Your goal:
Only one number is wanted: the count of lines in the records below that hold the word "date".
------ Extracted material ------
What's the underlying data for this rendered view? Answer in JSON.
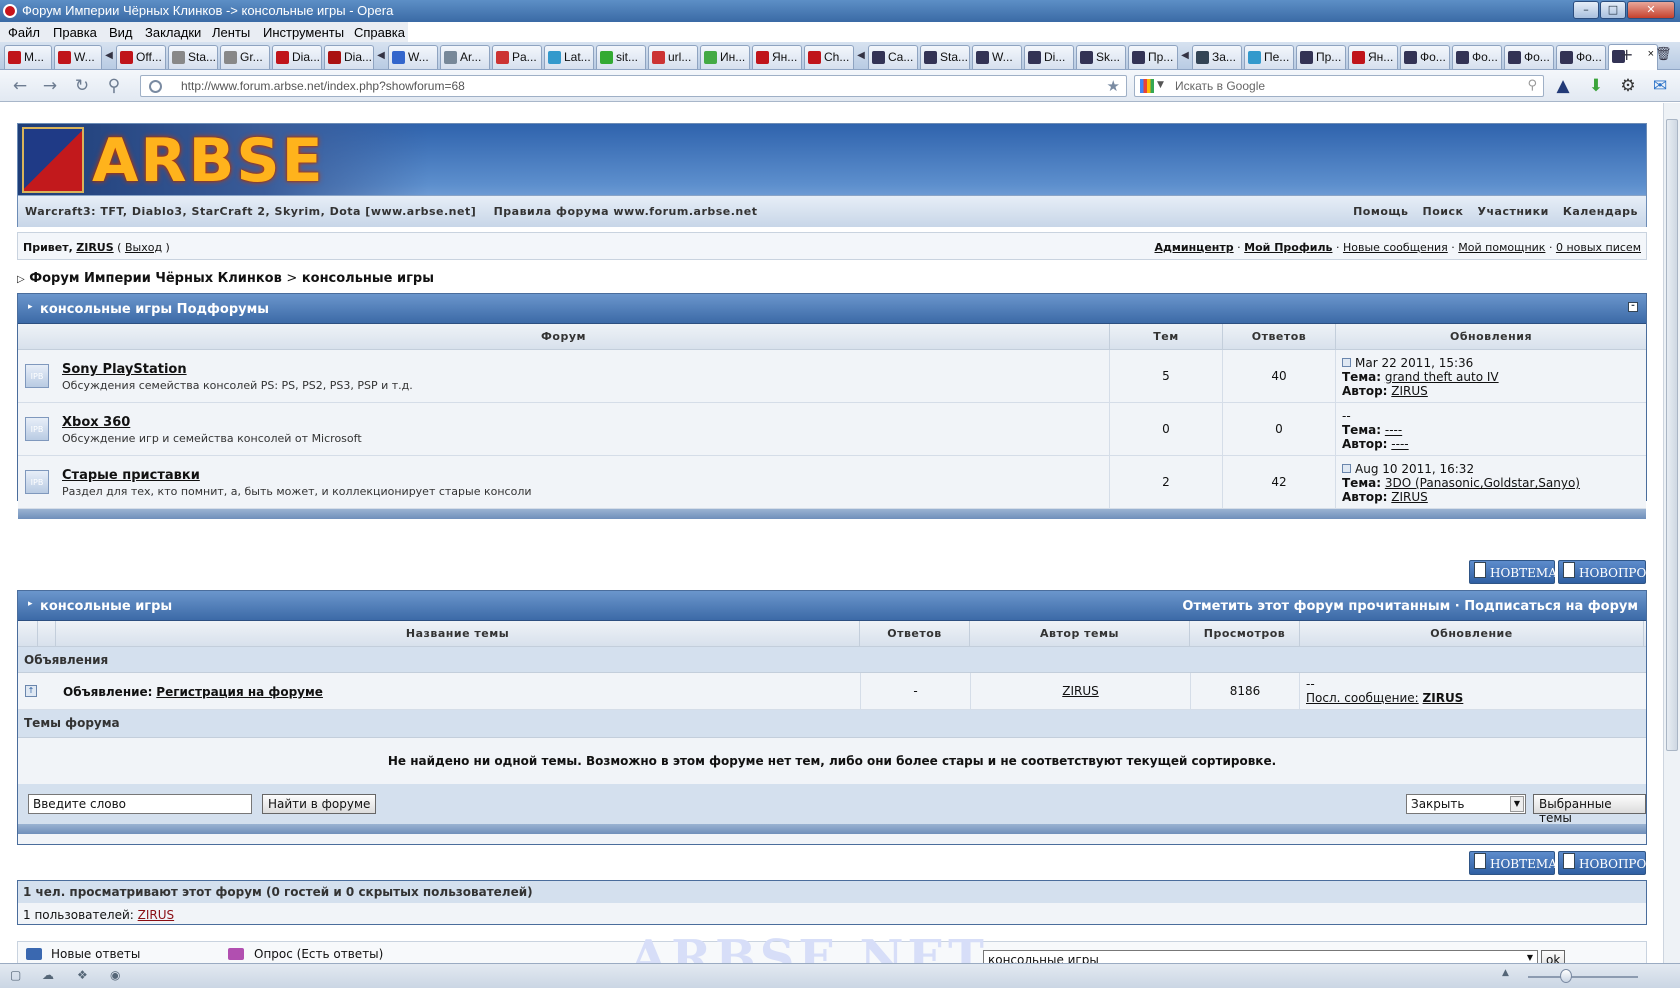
{
  "window": {
    "title": "Форум Империи Чёрных Клинков -> консольные игры - Opera"
  },
  "menu": [
    "Файл",
    "Правка",
    "Вид",
    "Закладки",
    "Ленты",
    "Инструменты",
    "Справка"
  ],
  "tabs": [
    {
      "label": "M...",
      "color": "#c0141a"
    },
    {
      "label": "W...",
      "color": "#c0141a"
    },
    {
      "label": "Off...",
      "color": "#c0141a"
    },
    {
      "label": "Sta...",
      "color": "#888"
    },
    {
      "label": "Gr...",
      "color": "#888"
    },
    {
      "label": "Dia...",
      "color": "#c0141a"
    },
    {
      "label": "Dia...",
      "color": "#a11"
    },
    {
      "label": "W...",
      "color": "#36c"
    },
    {
      "label": "Ar...",
      "color": "#789"
    },
    {
      "label": "Pa...",
      "color": "#c33"
    },
    {
      "label": "Lat...",
      "color": "#39c"
    },
    {
      "label": "sit...",
      "color": "#3a3"
    },
    {
      "label": "url...",
      "color": "#c33"
    },
    {
      "label": "Ин...",
      "color": "#4a4"
    },
    {
      "label": "Ян...",
      "color": "#c0141a"
    },
    {
      "label": "Ch...",
      "color": "#c0141a"
    },
    {
      "label": "Ca...",
      "color": "#335"
    },
    {
      "label": "Sta...",
      "color": "#335"
    },
    {
      "label": "W...",
      "color": "#335"
    },
    {
      "label": "Di...",
      "color": "#335"
    },
    {
      "label": "Sk...",
      "color": "#335"
    },
    {
      "label": "Пр...",
      "color": "#335"
    },
    {
      "label": "За...",
      "color": "#345"
    },
    {
      "label": "Пе...",
      "color": "#39c"
    },
    {
      "label": "Пр...",
      "color": "#335"
    },
    {
      "label": "Ян...",
      "color": "#c0141a"
    },
    {
      "label": "Фо...",
      "color": "#335"
    },
    {
      "label": "Фо...",
      "color": "#335"
    },
    {
      "label": "Фо...",
      "color": "#335"
    },
    {
      "label": "Фо...",
      "color": "#335"
    }
  ],
  "address": {
    "url": "http://www.forum.arbse.net/index.php?showforum=68",
    "search_placeholder": "Искать в Google"
  },
  "banner": {
    "logo": "ARBSE",
    "left": "Warcraft3: TFT, Diablo3, StarCraft 2, Skyrim, Dota [www.arbse.net]    Правила форума www.forum.arbse.net",
    "links": [
      "Помощь",
      "Поиск",
      "Участники",
      "Календарь"
    ]
  },
  "userbar": {
    "greet": "Привет,",
    "user": "ZIRUS",
    "logout": "Выход",
    "links": [
      "Админцентр",
      "Мой Профиль",
      "Новые сообщения",
      "Мой помощник",
      "0 новых писем"
    ]
  },
  "crumbs": {
    "root": "Форум Империи Чёрных Клинков",
    "sep": ">",
    "current": "консольные игры"
  },
  "subforums": {
    "title": "консольные игры Подфорумы",
    "cols": [
      "Форум",
      "Тем",
      "Ответов",
      "Обновления"
    ],
    "rows": [
      {
        "name": "Sony PlayStation",
        "desc": "Обсуждения семейства консолей PS: PS, PS2, PS3, PSP и т.д.",
        "topics": "5",
        "replies": "40",
        "date": "Mar 22 2011, 15:36",
        "topic_label": "Тема:",
        "topic": "grand theft auto IV",
        "author_label": "Автор:",
        "author": "ZIRUS"
      },
      {
        "name": "Xbox 360",
        "desc": "Обсуждение игр и семейства консолей от Microsoft",
        "topics": "0",
        "replies": "0",
        "date": "--",
        "topic_label": "Тема:",
        "topic": "----",
        "author_label": "Автор:",
        "author": "----"
      },
      {
        "name": "Старые приставки",
        "desc": "Раздел для тех, кто помнит, а, быть может, и коллекционирует старые консоли",
        "topics": "2",
        "replies": "42",
        "date": "Aug 10 2011, 16:32",
        "topic_label": "Тема:",
        "topic": "3DO (Panasonic,Goldstar,Sanyo)",
        "author_label": "Автор:",
        "author": "ZIRUS"
      }
    ]
  },
  "buttons": {
    "new_topic": "НОВТЕМА",
    "new_poll": "НОВОПРОС"
  },
  "topics": {
    "title": "консольные игры",
    "actions": "Отметить этот форум прочитанным · Подписаться на форум",
    "cols": [
      "Название темы",
      "Ответов",
      "Автор темы",
      "Просмотров",
      "Обновление"
    ],
    "ann_section": "Объявления",
    "ann_prefix": "Объявление:",
    "ann_title": "Регистрация на форуме",
    "ann_replies": "-",
    "ann_author": "ZIRUS",
    "ann_views": "8186",
    "ann_upd1": "--",
    "ann_upd_label": "Посл. сообщение:",
    "ann_upd_user": "ZIRUS",
    "section": "Темы форума",
    "empty": "Не найдено ни одной темы. Возможно в этом форуме нет тем, либо они более стары и не соответствуют текущей сортировке.",
    "search_value": "Введите слово",
    "search_btn": "Найти в форуме",
    "mod_select": "Закрыть",
    "mod_btn": "Выбранные темы"
  },
  "online": {
    "line1": "1 чел. просматривают этот форум (0 гостей и 0 скрытых пользователей)",
    "line2": "1 пользователей:",
    "user": "ZIRUS"
  },
  "legend": {
    "a": "Новые ответы",
    "b": "Опрос (Есть ответы)",
    "watermark": "ARBSE.NET",
    "jump": "консольные игры",
    "ok": "ok"
  }
}
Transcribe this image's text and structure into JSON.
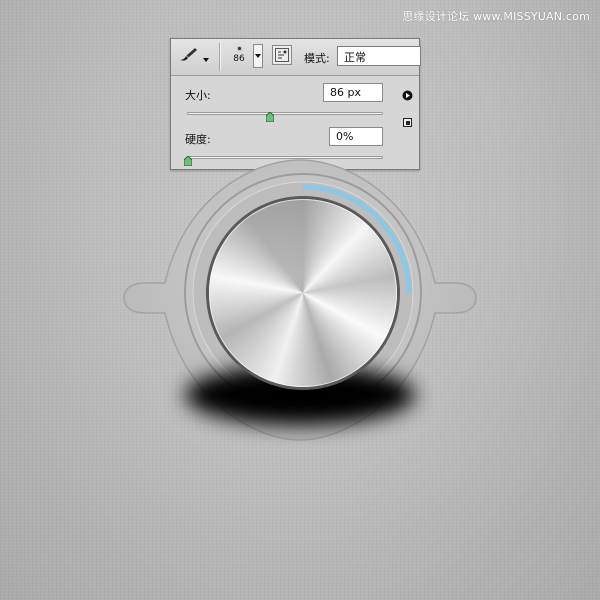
{
  "watermark": "思缘设计论坛 www.MISSYUAN.com",
  "brush_options": {
    "brush_size_preview": "86",
    "mode_label": "模式:",
    "mode_value": "正常",
    "size_label": "大小:",
    "size_value": "86 px",
    "size_level": 0.42,
    "hardness_label": "硬度:",
    "hardness_value": "0%",
    "hardness_level": 0.0
  },
  "knob": {
    "progress": 0.25,
    "progress_color": "#8cc8e6"
  },
  "colors": {
    "panel_bg": "#d6d6d6",
    "slider_thumb": "#6fbf7a"
  },
  "icons": [
    "brush-icon",
    "dropdown-arrow-icon",
    "brush-panel-toggle-icon",
    "flyout-menu-icon",
    "reset-icon"
  ]
}
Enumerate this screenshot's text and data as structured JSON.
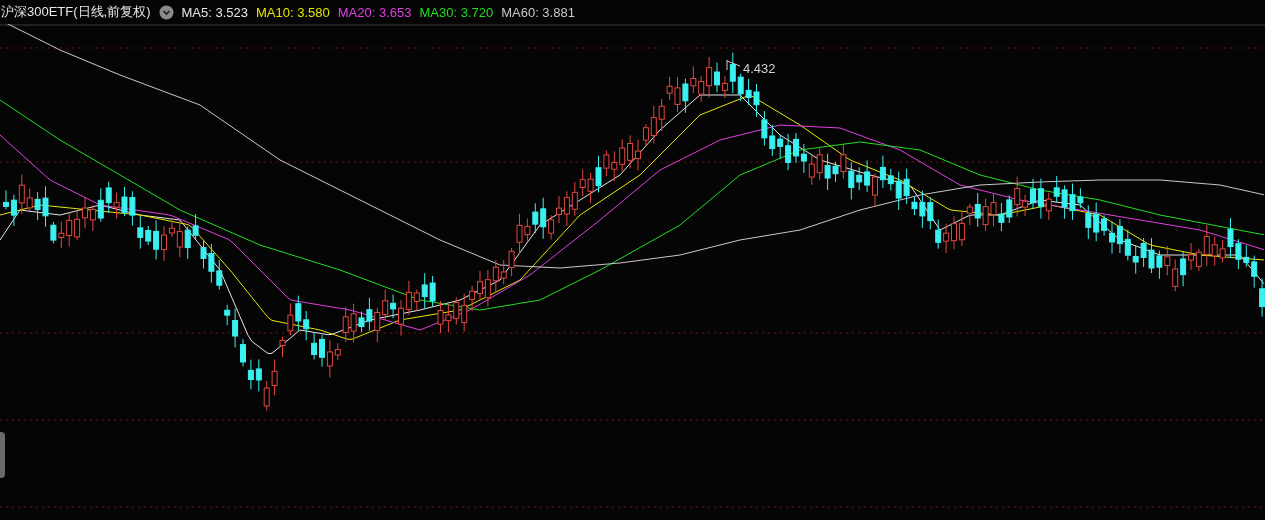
{
  "chart_header": {
    "title": "沪深300ETF(日线,前复权)",
    "moving_averages": [
      {
        "label": "MA5: 3.523",
        "color": "#e6e6e6"
      },
      {
        "label": "MA10: 3.580",
        "color": "#e6e600"
      },
      {
        "label": "MA20: 3.653",
        "color": "#e040e0"
      },
      {
        "label": "MA30: 3.720",
        "color": "#22dd22"
      },
      {
        "label": "MA60: 3.881",
        "color": "#c8c8c8"
      }
    ]
  },
  "peak_label": "4.432"
}
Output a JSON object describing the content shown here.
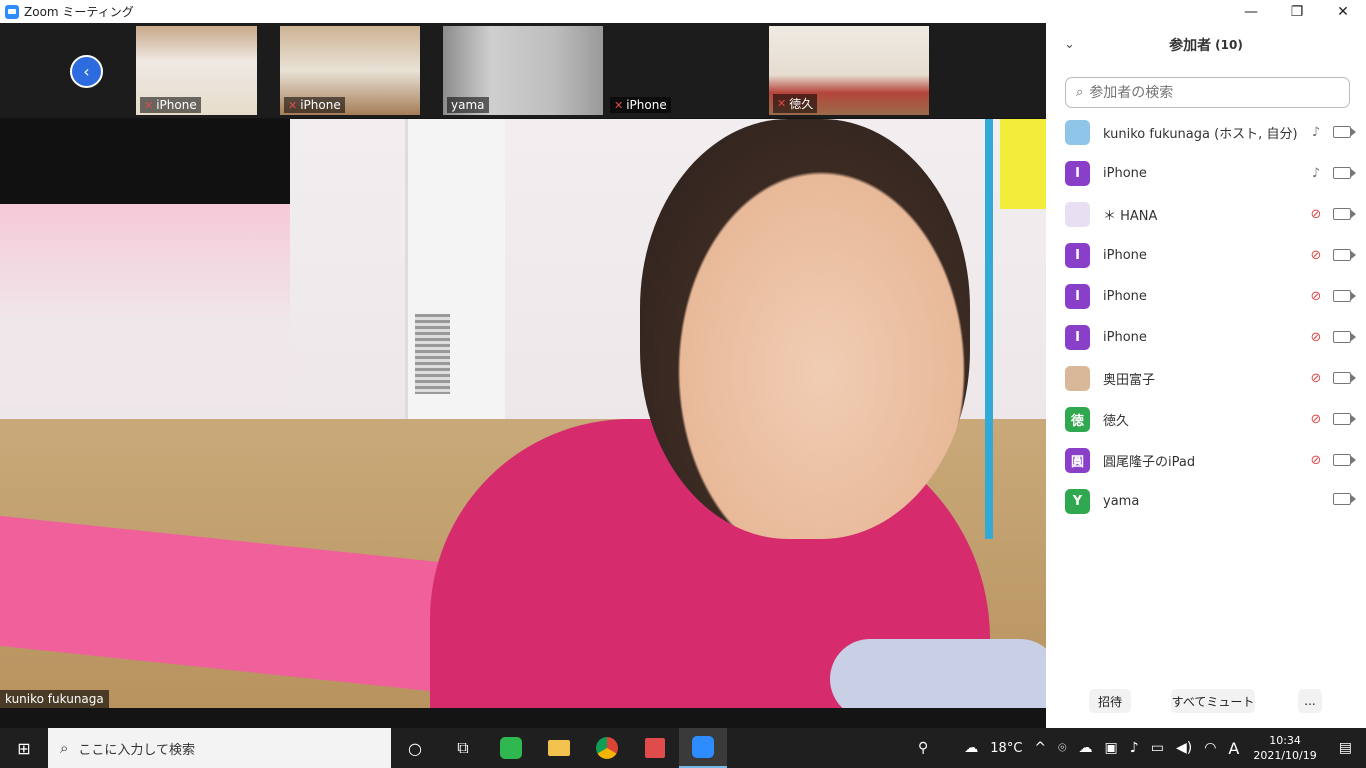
{
  "window": {
    "title": "Zoom ミーティング",
    "minimize": "—",
    "maximize": "❐",
    "close": "✕"
  },
  "thumbnails": [
    {
      "name": "iPhone",
      "muted": true
    },
    {
      "name": "iPhone",
      "muted": true
    },
    {
      "name": "yama",
      "muted": false
    },
    {
      "name": "iPhone",
      "muted": true
    },
    {
      "name": "徳久",
      "muted": true
    }
  ],
  "main_video": {
    "name": "kuniko fukunaga"
  },
  "participants_panel": {
    "title": "参加者",
    "count": "(10)",
    "search_placeholder": "参加者の検索",
    "participants": [
      {
        "name": "kuniko fukunaga (ホスト, 自分)",
        "avatar_text": "",
        "avatar_color": "#8ec5e8",
        "mic": "on",
        "video": true
      },
      {
        "name": "iPhone",
        "avatar_text": "I",
        "avatar_color": "#8a3fc9",
        "mic": "on",
        "video": true
      },
      {
        "name": "＊ HANA",
        "avatar_text": "",
        "avatar_color": "#e9dff2",
        "mic": "off",
        "video": true
      },
      {
        "name": "iPhone",
        "avatar_text": "I",
        "avatar_color": "#8a3fc9",
        "mic": "off",
        "video": true
      },
      {
        "name": "iPhone",
        "avatar_text": "I",
        "avatar_color": "#8a3fc9",
        "mic": "off",
        "video": true
      },
      {
        "name": "iPhone",
        "avatar_text": "I",
        "avatar_color": "#8a3fc9",
        "mic": "off",
        "video": true
      },
      {
        "name": "奥田富子",
        "avatar_text": "",
        "avatar_color": "#d9b89a",
        "mic": "off",
        "video": true
      },
      {
        "name": "徳久",
        "avatar_text": "徳",
        "avatar_color": "#2fa84f",
        "mic": "off",
        "video": true
      },
      {
        "name": "圓尾隆子のiPad",
        "avatar_text": "圓",
        "avatar_color": "#8a3fc9",
        "mic": "off",
        "video": true
      },
      {
        "name": "yama",
        "avatar_text": "Y",
        "avatar_color": "#2fa84f",
        "mic": "none",
        "video": true
      }
    ],
    "footer": {
      "invite": "招待",
      "mute_all": "すべてミュート",
      "more": "..."
    }
  },
  "taskbar": {
    "search_placeholder": "ここに入力して検索",
    "weather": "18°C",
    "ime": "A",
    "time": "10:34",
    "date": "2021/10/19"
  },
  "colors": {
    "accent": "#2d8cff",
    "muted_red": "#e04b4b",
    "avatar_purple": "#8a3fc9",
    "avatar_green": "#2fa84f"
  }
}
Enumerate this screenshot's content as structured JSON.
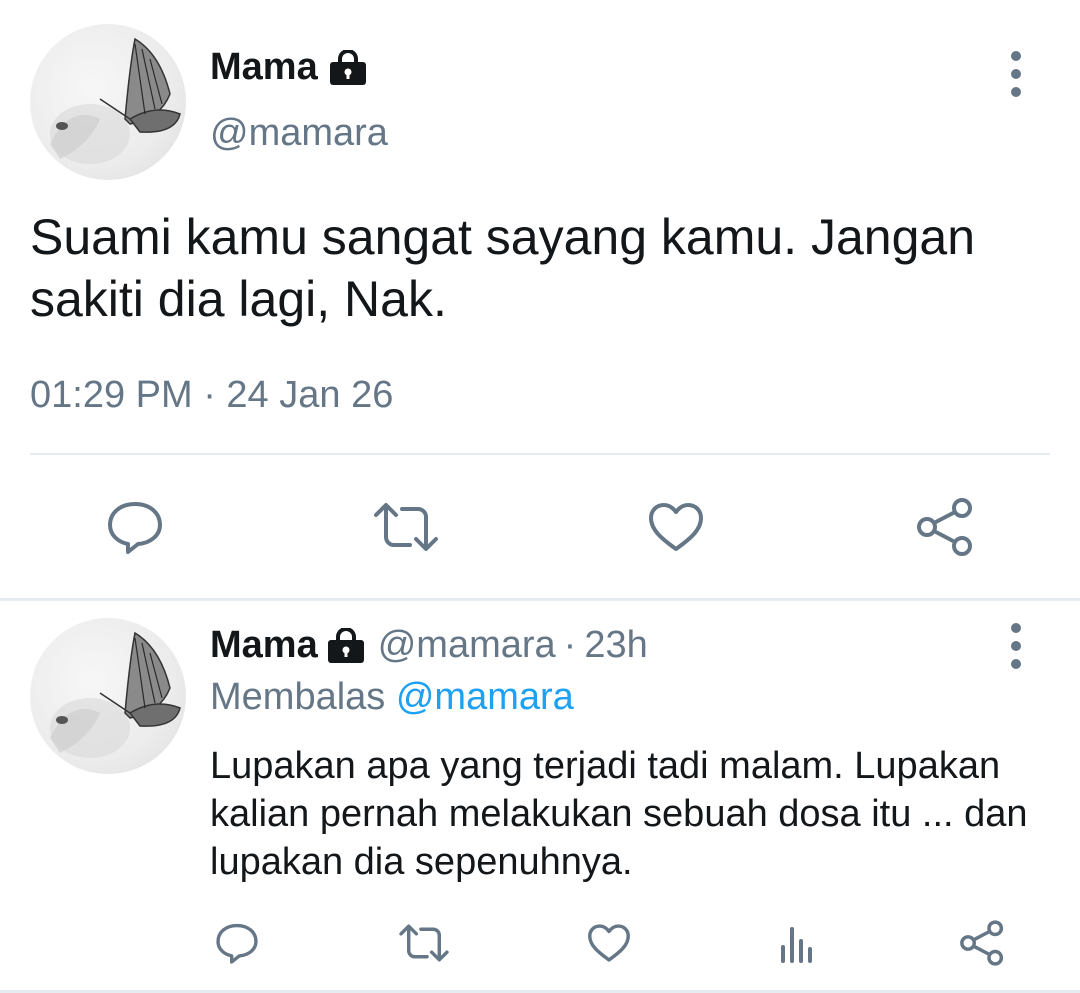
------
Problem solution:
4